Thought for the day

"I am convinced that if we are to get on the right side of the world revolution, we as a nation must undergo a radical revolution of values. We must rapidly begin the shift from a "thing-oriented" society to a "person-oriented" society. When machines and computers, profit motives and property rights are considered more important than people, the giant triplets of racism, materialism and militarism are incapable of being conquered." -- Martin Luther King 

These photos show Chicago's African-American community, primarily on the South Side, and photographer John H. White, who won the Pulitzer Prize for Photojournalism in 1982.
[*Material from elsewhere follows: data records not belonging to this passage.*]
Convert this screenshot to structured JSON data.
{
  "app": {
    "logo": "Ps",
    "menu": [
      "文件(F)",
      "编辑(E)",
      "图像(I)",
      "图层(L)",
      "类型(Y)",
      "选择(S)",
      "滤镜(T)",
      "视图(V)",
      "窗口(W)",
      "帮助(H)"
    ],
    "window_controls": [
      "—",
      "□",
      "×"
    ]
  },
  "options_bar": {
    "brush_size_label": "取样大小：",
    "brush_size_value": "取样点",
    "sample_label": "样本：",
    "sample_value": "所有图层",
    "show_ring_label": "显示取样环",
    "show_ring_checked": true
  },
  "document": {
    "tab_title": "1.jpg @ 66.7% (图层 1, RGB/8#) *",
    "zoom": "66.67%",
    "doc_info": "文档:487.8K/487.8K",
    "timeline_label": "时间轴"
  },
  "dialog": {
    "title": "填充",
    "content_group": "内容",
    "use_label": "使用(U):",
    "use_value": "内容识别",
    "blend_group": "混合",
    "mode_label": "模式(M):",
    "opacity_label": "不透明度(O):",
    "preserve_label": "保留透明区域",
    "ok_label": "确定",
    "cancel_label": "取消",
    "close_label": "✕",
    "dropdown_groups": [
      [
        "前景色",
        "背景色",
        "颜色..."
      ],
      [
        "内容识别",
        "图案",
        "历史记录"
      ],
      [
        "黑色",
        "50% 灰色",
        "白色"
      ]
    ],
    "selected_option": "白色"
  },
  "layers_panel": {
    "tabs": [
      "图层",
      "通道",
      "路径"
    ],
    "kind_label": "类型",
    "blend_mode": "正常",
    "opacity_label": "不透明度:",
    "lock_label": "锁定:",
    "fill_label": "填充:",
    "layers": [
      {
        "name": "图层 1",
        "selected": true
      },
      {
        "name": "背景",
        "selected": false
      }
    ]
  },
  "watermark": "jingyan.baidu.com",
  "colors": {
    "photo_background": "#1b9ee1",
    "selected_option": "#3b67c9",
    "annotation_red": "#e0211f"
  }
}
His portraits of everyday life stand the test of time, inviting viewers to travel back a few decades, and see how we lived.


In the 1970s, White was hired by the Environmental Protection Agency to document the lives of black residents of Chicago. For years, White explored the city, creating intimate and powerful photographs of neighbors and strangers, capturing Chicagoans in a state of joy, sorrow, reverence, and celebration.


As White recently reflected, he saw his act as "an opportunity to capture history, a piece of life."


His photographs portray the difficult situations faced by many African American residents of Chicago in the early 1970s, but they also capture the "spirit, love, enthusiasm, pride, and hopes of the community."